Compression performs an algorithmic data compression of pool-based LUNs. All compressed LUNs are thin LUNs. Compressed LUNs can be in one or more pools. FLARE LUNs can also be compressed. If a FLARE LUN is provisioned for compression, it will be converted into a designated pool-based thin LUN. Note that a Virtual Provisioning pool with available capacity is required before a FLARE LUN can be converted to a compressed LUN. The conversion ofa FLARE LUN to a compressed thin LUN is considered a LUN migration.
Compressed LU N performance characteristics
Compression should only be used for archival data that is infrequently accessed. Accesses to a compressed LUN may have significantly higher response time accesses to a Virtual Provisioning pool-based LUN. The duration of this response time is dependent on the size and type of the 10, and the degree of compression. Note that at the host Level, with a fully operational write cache, delays for writes to compressed LUNs are mitigated.
Be aware, that as with many semiconductor-based storage devices. that Flash drive uncached write performance is slower than their read performance. To most fully leverage Flash drive performance, they are recommended for use with workloads having a large majority of read lOs to writes.
The following I/O type recommendations should be considered in using Flash drives with parity RAID 5 groups using the default settings:
- For sequential reads: When four or greater threads can be guaranteed, Flash drives have up to twice the bandwidth of Fibre Channel hard drives with large-block, sequential reads. This is because the Flash drive does not have a mechanical drive’s seek time.
- For random reads: Flash drives have the best random read performance of any CLARiiON storage device. Throughput is particularly high with the ideal block size of 4 KB or less. Throughput decreases as the block size increases from the maximum.
- For sequential writes: Flash drives are somewhat slower than Fibre Channel hard drives with single threaded write bandwidth. They are somewhat higher in bandwidth to Fibre Channel when high concurrency is guaranteed.
- For random writes: Flash drives have superior random write performance over Fibre Channel hard drives. Throughput is particularly high with highly concurrent access using a 4 KB block size. Throughput decreases with increasing block size.

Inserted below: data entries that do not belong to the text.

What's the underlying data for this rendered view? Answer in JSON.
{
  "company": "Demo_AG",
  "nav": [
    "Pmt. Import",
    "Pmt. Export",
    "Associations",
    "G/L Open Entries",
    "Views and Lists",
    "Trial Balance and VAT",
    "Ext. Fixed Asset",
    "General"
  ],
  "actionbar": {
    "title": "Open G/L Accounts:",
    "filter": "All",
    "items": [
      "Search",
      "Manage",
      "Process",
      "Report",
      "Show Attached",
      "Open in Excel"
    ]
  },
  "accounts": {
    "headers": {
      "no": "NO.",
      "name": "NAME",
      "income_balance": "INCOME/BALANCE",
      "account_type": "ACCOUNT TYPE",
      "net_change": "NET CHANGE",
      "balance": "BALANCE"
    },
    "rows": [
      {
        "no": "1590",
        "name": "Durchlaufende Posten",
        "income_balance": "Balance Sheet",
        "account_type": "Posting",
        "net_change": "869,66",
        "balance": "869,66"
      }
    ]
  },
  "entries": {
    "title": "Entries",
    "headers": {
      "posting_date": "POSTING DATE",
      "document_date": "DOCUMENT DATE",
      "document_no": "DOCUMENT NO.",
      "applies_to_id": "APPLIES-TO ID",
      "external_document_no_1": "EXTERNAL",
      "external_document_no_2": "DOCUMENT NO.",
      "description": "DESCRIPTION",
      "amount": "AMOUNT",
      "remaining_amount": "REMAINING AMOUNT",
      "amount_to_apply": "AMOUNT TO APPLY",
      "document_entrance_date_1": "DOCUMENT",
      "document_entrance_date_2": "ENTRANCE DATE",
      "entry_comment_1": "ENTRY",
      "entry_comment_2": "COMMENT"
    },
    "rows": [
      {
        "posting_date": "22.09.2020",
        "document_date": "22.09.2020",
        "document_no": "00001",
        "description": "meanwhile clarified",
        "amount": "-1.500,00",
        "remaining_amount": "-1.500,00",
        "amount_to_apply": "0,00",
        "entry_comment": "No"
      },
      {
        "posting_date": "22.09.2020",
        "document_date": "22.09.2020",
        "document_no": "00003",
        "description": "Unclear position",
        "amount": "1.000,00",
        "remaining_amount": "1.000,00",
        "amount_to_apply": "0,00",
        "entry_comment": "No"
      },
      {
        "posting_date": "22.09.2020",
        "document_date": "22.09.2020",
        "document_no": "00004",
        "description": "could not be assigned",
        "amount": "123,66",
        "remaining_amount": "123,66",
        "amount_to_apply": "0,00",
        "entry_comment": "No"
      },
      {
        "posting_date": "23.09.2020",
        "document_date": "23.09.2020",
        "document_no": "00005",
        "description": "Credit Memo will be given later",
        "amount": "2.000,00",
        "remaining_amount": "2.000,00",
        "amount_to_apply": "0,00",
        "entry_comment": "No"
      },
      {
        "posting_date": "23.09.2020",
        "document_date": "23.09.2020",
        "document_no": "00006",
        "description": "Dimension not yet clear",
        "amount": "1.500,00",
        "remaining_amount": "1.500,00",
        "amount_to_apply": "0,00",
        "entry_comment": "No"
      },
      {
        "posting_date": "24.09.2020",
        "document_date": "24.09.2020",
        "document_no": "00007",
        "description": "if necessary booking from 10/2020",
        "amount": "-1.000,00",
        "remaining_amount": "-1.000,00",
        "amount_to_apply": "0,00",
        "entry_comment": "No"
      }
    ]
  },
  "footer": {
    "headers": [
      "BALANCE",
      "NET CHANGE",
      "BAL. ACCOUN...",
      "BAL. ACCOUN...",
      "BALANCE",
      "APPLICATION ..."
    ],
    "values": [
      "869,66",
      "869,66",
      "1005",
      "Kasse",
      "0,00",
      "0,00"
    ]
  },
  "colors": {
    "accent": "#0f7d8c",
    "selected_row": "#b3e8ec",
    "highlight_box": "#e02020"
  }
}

Как и ранее, готов обсуждать тему со специалистами в EMC CLARiiON, если они, в свою очередь, готовы соблюдать правила данного блога: вести дискуссию спокойно, аргументированно и вежливо к ее участникам, даже если они и придерживаются иных взглядов.